● **Aim of the exercise**:
Working from the listing below, pick each line containing the word "konta" and copy it.

● **Given data**:
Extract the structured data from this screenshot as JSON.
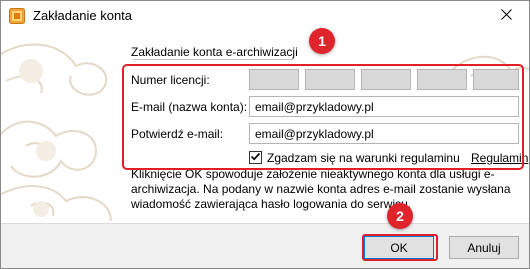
{
  "window": {
    "title": "Zakładanie konta"
  },
  "form": {
    "section_title": "Zakładanie konta e-archiwizacji",
    "license_label": "Numer licencji:",
    "email_label": "E-mail (nazwa konta):",
    "email_value": "email@przykladowy.pl",
    "confirm_label": "Potwierdź e-mail:",
    "confirm_value": "email@przykladowy.pl",
    "agree_label": "Zgadzam się na warunki regulaminu",
    "agree_checked": true,
    "regulations_link": "Regulamin"
  },
  "info_text": "Kliknięcie OK spowoduje założenie nieaktywnego konta dla usługi e-archiwizacja. Na podany w nazwie konta adres e-mail zostanie wysłana wiadomość zawierająca hasło logowania do serwisu.",
  "buttons": {
    "ok": "OK",
    "cancel": "Anuluj"
  },
  "markers": [
    "1",
    "2"
  ],
  "colors": {
    "highlight": "#e01f26",
    "ok_border": "#0078d7"
  },
  "icons": {
    "app": "app-icon",
    "close": "close-icon",
    "check": "checkmark-icon"
  }
}
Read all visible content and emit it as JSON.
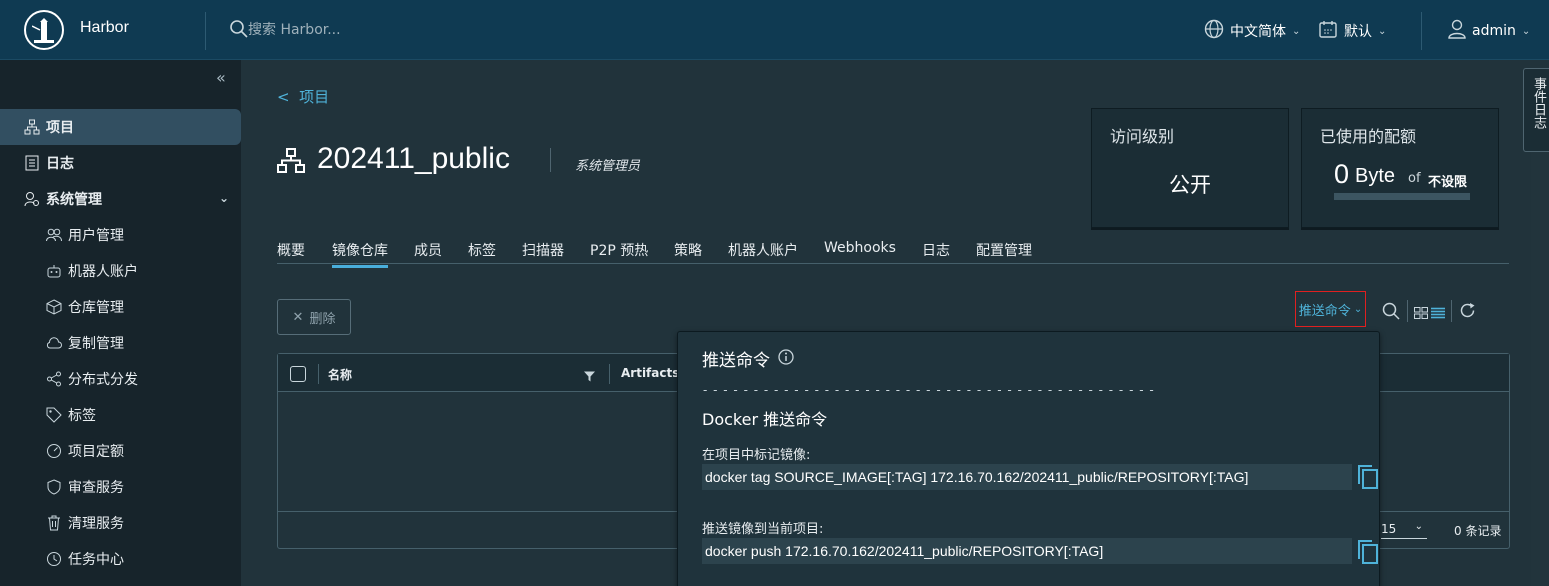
{
  "header": {
    "brand": "Harbor",
    "search_placeholder": "搜索 Harbor...",
    "language": "中文简体",
    "theme": "默认",
    "user": "admin"
  },
  "event_log_tab": "事件日志",
  "sidebar": {
    "items": [
      {
        "label": "项目",
        "icon": "project-icon",
        "active": true
      },
      {
        "label": "日志",
        "icon": "log-icon"
      },
      {
        "label": "系统管理",
        "icon": "admin-icon",
        "expandable": true
      },
      {
        "label": "用户管理",
        "icon": "users-icon"
      },
      {
        "label": "机器人账户",
        "icon": "robot-icon"
      },
      {
        "label": "仓库管理",
        "icon": "box-icon"
      },
      {
        "label": "复制管理",
        "icon": "cloud-icon"
      },
      {
        "label": "分布式分发",
        "icon": "share-icon"
      },
      {
        "label": "标签",
        "icon": "tag-icon"
      },
      {
        "label": "项目定额",
        "icon": "gauge-icon"
      },
      {
        "label": "审查服务",
        "icon": "shield-icon"
      },
      {
        "label": "清理服务",
        "icon": "trash-icon"
      },
      {
        "label": "任务中心",
        "icon": "clock-icon"
      }
    ]
  },
  "project": {
    "back_label": "项目",
    "name": "202411_public",
    "role": "系统管理员",
    "access_card": {
      "title": "访问级别",
      "value": "公开"
    },
    "quota_card": {
      "title": "已使用的配额",
      "used_number": "0",
      "used_unit": "Byte",
      "of": "of",
      "limit": "不设限",
      "used_fraction": 0
    }
  },
  "tabs": [
    "概要",
    "镜像仓库",
    "成员",
    "标签",
    "扫描器",
    "P2P 预热",
    "策略",
    "机器人账户",
    "Webhooks",
    "日志",
    "配置管理"
  ],
  "active_tab": "镜像仓库",
  "toolbar": {
    "delete_label": "删除",
    "push_command_label": "推送命令"
  },
  "grid": {
    "columns": [
      "名称",
      "Artifacts"
    ],
    "page_size": "15",
    "record_count": "0 条记录"
  },
  "popover": {
    "title": "推送命令",
    "dashes": "- - - - - - - - - - - - - - - - - - - - - - - - - - - - - - - - - - - - - - - - - - - - -",
    "docker_heading": "Docker 推送命令",
    "tag_label": "在项目中标记镜像:",
    "tag_command": "docker tag SOURCE_IMAGE[:TAG] 172.16.70.162/202411_public/REPOSITORY[:TAG]",
    "push_label": "推送镜像到当前项目:",
    "push_command": "docker push 172.16.70.162/202411_public/REPOSITORY[:TAG]"
  },
  "colors": {
    "header_bg": "#0f3a52",
    "sidebar_bg": "#17242b",
    "main_bg": "#21333b",
    "accent": "#4fb3d9",
    "highlight_border": "#e02020"
  }
}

● **Response to the exercise**:
    "title": "Zakładanie konta"
    "section_title": "Zakładanie konta e-archiwizacji",
    "email_label": "E-mail (nazwa konta):",
  "info_text": "Kliknięcie OK spowoduje założenie nieaktywnego konta dla usługi e-archiwizacja. Na podany w nazwie konta adres e-mail zostanie wysłana wiadomość zawierająca hasło logowania do serwisu.",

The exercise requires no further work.